**Activity:** Every record below, from the first line to the last, is to be set down again exactly.

Segment Start: Exercise material

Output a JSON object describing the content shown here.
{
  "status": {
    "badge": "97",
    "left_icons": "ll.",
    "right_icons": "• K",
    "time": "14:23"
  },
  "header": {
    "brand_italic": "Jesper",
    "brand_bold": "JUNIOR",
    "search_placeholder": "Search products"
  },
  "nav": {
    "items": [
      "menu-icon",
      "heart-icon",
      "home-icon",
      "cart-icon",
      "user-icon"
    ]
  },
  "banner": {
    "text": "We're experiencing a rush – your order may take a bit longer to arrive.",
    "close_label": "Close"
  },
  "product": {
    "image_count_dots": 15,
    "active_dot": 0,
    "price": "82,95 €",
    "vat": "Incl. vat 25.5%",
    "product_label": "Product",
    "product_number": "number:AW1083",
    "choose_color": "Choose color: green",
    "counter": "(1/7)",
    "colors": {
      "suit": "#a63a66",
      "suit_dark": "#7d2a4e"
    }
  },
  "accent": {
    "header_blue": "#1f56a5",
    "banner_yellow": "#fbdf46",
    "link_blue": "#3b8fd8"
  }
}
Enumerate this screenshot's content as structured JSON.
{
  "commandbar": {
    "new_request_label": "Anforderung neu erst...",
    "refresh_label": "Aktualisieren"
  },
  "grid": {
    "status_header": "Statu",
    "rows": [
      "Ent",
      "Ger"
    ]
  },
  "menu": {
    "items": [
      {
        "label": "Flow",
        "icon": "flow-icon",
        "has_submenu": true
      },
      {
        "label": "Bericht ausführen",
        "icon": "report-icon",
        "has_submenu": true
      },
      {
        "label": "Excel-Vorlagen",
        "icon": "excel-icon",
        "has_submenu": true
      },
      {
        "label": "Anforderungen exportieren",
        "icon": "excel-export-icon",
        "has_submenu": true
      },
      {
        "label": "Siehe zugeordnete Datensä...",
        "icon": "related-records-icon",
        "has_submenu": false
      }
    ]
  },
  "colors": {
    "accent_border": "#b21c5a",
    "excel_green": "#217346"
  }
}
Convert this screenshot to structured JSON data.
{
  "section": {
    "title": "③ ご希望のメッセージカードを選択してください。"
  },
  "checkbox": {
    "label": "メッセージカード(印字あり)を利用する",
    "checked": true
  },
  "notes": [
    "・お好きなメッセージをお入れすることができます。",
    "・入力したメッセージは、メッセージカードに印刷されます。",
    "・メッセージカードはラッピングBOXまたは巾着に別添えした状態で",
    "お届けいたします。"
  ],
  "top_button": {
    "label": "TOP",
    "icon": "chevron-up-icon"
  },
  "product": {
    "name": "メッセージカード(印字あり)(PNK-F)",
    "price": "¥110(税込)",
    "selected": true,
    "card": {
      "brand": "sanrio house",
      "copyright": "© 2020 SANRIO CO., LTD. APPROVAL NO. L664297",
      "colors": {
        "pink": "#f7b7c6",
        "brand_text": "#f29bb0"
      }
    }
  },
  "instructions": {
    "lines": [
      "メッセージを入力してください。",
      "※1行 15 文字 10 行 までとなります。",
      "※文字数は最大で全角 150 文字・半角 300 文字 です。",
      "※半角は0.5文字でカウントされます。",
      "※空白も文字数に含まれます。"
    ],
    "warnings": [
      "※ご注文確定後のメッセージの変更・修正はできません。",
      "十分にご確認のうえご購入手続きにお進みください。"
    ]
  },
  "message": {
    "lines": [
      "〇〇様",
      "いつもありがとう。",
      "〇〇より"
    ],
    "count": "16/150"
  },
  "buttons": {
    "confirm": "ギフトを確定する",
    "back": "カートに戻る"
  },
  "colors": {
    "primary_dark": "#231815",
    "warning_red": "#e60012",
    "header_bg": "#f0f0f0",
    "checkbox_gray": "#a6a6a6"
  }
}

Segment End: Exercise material

**Response to this task:**
Output a JSON object describing the content shown here.
{
  "status": {
    "badge": "97",
    "left_icons": "ll.",
    "right_icons": "• K",
    "time": "14:23"
  },
  "header": {
    "brand_italic": "Jesper",
    "brand_bold": "JUNIOR",
    "search_placeholder": "Search products"
  },
  "nav": {
    "items": [
      "menu-icon",
      "heart-icon",
      "home-icon",
      "cart-icon",
      "user-icon"
    ]
  },
  "banner": {
    "text": "We're experiencing a rush – your order may take a bit longer to arrive.",
    "close_label": "Close"
  },
  "product": {
    "image_count_dots": 15,
    "active_dot": 0,
    "price": "82,95 €",
    "vat": "Incl. vat 25.5%",
    "product_label": "Product",
    "product_number": "number:AW1083",
    "choose_color": "Choose color: green",
    "counter": "(1/7)",
    "colors": {
      "suit": "#a63a66",
      "suit_dark": "#7d2a4e"
    }
  },
  "accent": {
    "header_blue": "#1f56a5",
    "banner_yellow": "#fbdf46",
    "link_blue": "#3b8fd8"
  }
}
Enumerate this screenshot's content as structured JSON.
{
  "commandbar": {
    "new_request_label": "Anforderung neu erst...",
    "refresh_label": "Aktualisieren"
  },
  "grid": {
    "status_header": "Statu",
    "rows": [
      "Ent",
      "Ger"
    ]
  },
  "menu": {
    "items": [
      {
        "label": "Flow",
        "icon": "flow-icon",
        "has_submenu": true
      },
      {
        "label": "Bericht ausführen",
        "icon": "report-icon",
        "has_submenu": true
      },
      {
        "label": "Excel-Vorlagen",
        "icon": "excel-icon",
        "has_submenu": true
      },
      {
        "label": "Anforderungen exportieren",
        "icon": "excel-export-icon",
        "has_submenu": true
      },
      {
        "label": "Siehe zugeordnete Datensä...",
        "icon": "related-records-icon",
        "has_submenu": false
      }
    ]
  },
  "colors": {
    "accent_border": "#b21c5a",
    "excel_green": "#217346"
  }
}
Convert this screenshot to structured JSON data.
{
  "section": {
    "title": "③ ご希望のメッセージカードを選択してください。"
  },
  "checkbox": {
    "label": "メッセージカード(印字あり)を利用する",
    "checked": true
  },
  "notes": [
    "・お好きなメッセージをお入れすることができます。",
    "・入力したメッセージは、メッセージカードに印刷されます。",
    "・メッセージカードはラッピングBOXまたは巾着に別添えした状態で",
    "お届けいたします。"
  ],
  "top_button": {
    "label": "TOP",
    "icon": "chevron-up-icon"
  },
  "product": {
    "name": "メッセージカード(印字あり)(PNK-F)",
    "price": "¥110(税込)",
    "selected": true,
    "card": {
      "brand": "sanrio house",
      "copyright": "© 2020 SANRIO CO., LTD. APPROVAL NO. L664297",
      "colors": {
        "pink": "#f7b7c6",
        "brand_text": "#f29bb0"
      }
    }
  },
  "instructions": {
    "lines": [
      "メッセージを入力してください。",
      "※1行 15 文字 10 行 までとなります。",
      "※文字数は最大で全角 150 文字・半角 300 文字 です。",
      "※半角は0.5文字でカウントされます。",
      "※空白も文字数に含まれます。"
    ],
    "warnings": [
      "※ご注文確定後のメッセージの変更・修正はできません。",
      "十分にご確認のうえご購入手続きにお進みください。"
    ]
  },
  "message": {
    "lines": [
      "〇〇様",
      "いつもありがとう。",
      "〇〇より"
    ],
    "count": "16/150"
  },
  "buttons": {
    "confirm": "ギフトを確定する",
    "back": "カートに戻る"
  },
  "colors": {
    "primary_dark": "#231815",
    "warning_red": "#e60012",
    "header_bg": "#f0f0f0",
    "checkbox_gray": "#a6a6a6"
  }
}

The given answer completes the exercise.